Slow progress on a federal promise to create a national school food program is causing advocates to fear it may have been cut from the government's priority menu, exacerbating the country's affordability and hunger crisis.
Canada is the only G7 country without a national school food program, putting it in 37th place out of the world's 41 wealthiest countries when it comes to feeding school children, according to UNICEF in 2017. Instead, the country relies on a patchwork of initiatives funded by provincial or territorial governments that depend heavily on volunteers to run.
The Liberals' 2021 re-election platform included a promise to spend $1 billion over five years to create a national school meal program and standards. But nearly three years later, advocates say the government has little to show for its promise.
"For a government that needs to worry about doing the right thing during the affordability crisis, this is probably the biggest single investment they can make," said Debbie Field, the co-ordinator of the Coalition for Healthy School Food. Even a relatively modest investment of $200 million "could be a very easy way for the government to make things a lot better for many … in Canada."
School food programs are known to have wide-ranging benefits. From improving students' concentration in class or tackling public health issues like childhood obesity to fostering a sense of community helpful to kids' mental health, research shows their benefits disproportionately outweigh the cost.
The benefits are also long-lasting. According to a recent analysis of Sweden's decades-old program, school meals increased people's average lifetime earnings by about three per cent, rising to six per cent for people from low-income families.
The program generated "substantial long-term benefits,'' including improving educational and health outcomes, the authors found. For Field, the research emphasizes that while universal school meal programs have larger impacts on children from lower-income families, they should be "for all kids."
Developing a national program that could help foster these types of benefits would cost about $2.6 billion, or about $5 per child per day, according to estimates by the Coalition for Healthy School Food. In addition to ingredients, that money could ensure schools have the kitchens and other necessary infrastructure for the programs to operate.
Some provinces are already pushing ahead on the issue. In April, B.C. announced a $214-million investment in its school food programs, while Ontario pledged to add $5 million to existing school food initiatives earlier this month. But provincial initiatives — while "historic" — can't on their own make up for a federally funded program implemented in partnership with provinces, territories and Indigenous people, Field said.
School food advocates fear the federal government might renege on its election promise to establish a national school food program.
There is widespread support for the idea. About 270 organizations and municipal governments have endorsed or joined the Coalition for Healthy School Food, while there is "broad support" for a national program among Liberal and NDP MPs.
When the outline for the promised national program could arrive is anyone's guess. Early last year, a spokesperson for then-agriculture minister Marie-Claude Bibeau, one of the ministries involved in the process, said developing a national school food program was "a priority." The government has held public consultations on the program since, with a report about the findings expected imminently.

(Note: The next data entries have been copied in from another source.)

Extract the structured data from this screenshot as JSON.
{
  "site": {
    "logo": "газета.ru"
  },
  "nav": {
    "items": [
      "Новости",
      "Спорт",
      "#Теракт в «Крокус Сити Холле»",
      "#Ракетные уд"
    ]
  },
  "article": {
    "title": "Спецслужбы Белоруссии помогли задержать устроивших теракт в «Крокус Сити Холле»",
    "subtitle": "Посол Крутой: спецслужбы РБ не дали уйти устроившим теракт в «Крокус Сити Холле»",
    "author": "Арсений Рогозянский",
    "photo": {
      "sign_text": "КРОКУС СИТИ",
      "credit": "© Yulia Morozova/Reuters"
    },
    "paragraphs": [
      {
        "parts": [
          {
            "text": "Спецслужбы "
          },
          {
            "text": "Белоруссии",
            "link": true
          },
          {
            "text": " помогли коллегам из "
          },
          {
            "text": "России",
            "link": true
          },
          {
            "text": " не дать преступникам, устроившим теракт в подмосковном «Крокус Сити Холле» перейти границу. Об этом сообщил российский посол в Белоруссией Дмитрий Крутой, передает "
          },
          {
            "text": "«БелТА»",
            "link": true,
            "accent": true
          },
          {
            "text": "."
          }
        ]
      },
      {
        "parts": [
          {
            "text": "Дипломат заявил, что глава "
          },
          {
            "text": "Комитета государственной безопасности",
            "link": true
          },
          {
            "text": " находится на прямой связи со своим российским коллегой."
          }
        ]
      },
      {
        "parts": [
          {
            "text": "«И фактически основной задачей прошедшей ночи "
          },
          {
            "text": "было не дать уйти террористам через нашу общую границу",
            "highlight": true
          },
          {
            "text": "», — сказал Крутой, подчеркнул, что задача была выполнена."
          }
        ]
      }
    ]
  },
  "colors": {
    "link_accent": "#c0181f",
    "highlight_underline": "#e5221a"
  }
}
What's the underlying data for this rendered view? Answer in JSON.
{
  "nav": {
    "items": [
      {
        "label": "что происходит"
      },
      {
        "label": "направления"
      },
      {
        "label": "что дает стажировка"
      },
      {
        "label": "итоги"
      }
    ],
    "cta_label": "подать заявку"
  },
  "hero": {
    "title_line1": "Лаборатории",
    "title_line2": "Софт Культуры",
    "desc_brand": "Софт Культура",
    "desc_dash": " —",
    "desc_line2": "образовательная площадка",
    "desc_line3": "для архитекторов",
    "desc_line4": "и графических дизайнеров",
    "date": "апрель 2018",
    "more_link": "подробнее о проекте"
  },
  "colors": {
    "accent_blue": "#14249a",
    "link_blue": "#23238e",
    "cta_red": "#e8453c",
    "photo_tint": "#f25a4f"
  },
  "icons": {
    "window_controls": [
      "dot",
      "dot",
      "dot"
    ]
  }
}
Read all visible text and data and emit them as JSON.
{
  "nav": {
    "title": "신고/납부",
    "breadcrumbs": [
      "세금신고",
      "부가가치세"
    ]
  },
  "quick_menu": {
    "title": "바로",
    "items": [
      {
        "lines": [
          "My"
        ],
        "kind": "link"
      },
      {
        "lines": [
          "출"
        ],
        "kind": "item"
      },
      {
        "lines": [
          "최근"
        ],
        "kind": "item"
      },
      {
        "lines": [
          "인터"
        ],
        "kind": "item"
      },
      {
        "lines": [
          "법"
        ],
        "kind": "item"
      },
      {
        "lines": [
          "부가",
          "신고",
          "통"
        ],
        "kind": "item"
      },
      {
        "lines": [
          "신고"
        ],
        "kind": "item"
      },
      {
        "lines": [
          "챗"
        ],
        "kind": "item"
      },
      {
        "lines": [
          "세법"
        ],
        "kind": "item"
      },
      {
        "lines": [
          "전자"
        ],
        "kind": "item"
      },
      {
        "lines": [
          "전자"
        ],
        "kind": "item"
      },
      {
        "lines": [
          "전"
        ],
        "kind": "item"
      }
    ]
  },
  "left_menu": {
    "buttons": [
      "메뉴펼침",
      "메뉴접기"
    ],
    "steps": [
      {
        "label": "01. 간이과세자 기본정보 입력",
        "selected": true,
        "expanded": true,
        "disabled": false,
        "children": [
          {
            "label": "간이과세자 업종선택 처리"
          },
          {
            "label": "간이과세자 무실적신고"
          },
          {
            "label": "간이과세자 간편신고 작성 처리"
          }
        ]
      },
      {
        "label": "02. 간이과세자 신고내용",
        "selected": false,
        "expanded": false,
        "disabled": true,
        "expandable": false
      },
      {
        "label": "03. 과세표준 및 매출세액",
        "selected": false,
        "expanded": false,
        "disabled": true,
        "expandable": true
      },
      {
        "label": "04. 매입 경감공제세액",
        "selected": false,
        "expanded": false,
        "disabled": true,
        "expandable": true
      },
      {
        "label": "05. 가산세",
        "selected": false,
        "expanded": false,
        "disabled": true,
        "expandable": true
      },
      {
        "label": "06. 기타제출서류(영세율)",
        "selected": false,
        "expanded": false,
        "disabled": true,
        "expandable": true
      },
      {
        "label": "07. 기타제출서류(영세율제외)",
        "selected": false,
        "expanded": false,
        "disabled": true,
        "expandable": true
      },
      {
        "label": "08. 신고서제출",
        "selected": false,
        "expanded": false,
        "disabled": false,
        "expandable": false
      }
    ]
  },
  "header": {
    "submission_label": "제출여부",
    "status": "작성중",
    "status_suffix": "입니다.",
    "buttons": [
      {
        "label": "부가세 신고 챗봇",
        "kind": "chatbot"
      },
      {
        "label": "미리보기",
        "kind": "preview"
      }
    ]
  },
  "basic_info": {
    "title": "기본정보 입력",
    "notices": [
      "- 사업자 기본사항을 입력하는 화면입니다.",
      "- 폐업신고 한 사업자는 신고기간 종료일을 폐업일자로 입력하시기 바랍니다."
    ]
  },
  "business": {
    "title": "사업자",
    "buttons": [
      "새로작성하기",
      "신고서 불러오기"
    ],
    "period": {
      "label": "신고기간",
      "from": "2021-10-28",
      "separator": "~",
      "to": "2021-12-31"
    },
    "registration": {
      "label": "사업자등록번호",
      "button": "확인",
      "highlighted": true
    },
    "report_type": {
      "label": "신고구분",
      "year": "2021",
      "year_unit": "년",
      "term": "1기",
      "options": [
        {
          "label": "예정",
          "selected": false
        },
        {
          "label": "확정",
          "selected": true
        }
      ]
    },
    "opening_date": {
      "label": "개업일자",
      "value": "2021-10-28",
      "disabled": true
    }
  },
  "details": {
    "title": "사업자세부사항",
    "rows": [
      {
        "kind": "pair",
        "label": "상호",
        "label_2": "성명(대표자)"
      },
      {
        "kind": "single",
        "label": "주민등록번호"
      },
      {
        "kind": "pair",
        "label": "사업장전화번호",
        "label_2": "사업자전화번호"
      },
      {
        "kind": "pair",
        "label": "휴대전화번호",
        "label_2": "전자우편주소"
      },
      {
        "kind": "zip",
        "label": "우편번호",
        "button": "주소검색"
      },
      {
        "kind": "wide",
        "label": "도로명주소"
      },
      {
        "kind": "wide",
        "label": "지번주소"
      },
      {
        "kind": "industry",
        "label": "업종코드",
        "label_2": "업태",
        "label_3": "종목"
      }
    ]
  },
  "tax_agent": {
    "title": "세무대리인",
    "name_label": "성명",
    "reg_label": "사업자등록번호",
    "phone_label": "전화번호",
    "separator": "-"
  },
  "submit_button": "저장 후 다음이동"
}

Canada's failure to show up at the world's first global conference for school food, hosted by French President Emmanuel Macron in Paris earlier this month, combined with the program's slow development have left advocates worried the government is giving up on school food. A spokesperson for the Ministry of Employment and Social Development clarified to Canada's National Observer Wednesday it could not send a representative to the conference because of a "scheduling conflict."
"Developing a National School Food Policy and working toward a national nutritious school meal program remains an important commitment for the Government of Canada, and we continue to work with provinces, territories, Indigenous partners, municipalities and stakeholders to build a national school food policy that reflects regional and local needs," they wrote.
The "stumbling block" preventing more action towards a program appears to lie higher up with a cabinet — and prime minister — concerned about their budget's affordability, said Field. It's a position that has left her and other advocates "disappointed" that the government has not moved faster on building a program that could dramatically improve millions of Canadians' lives and well-being.
"This is an initiative that could really be a great legacy for Prime Minister [Justin] Trudeau as he looks to this next budget," she said.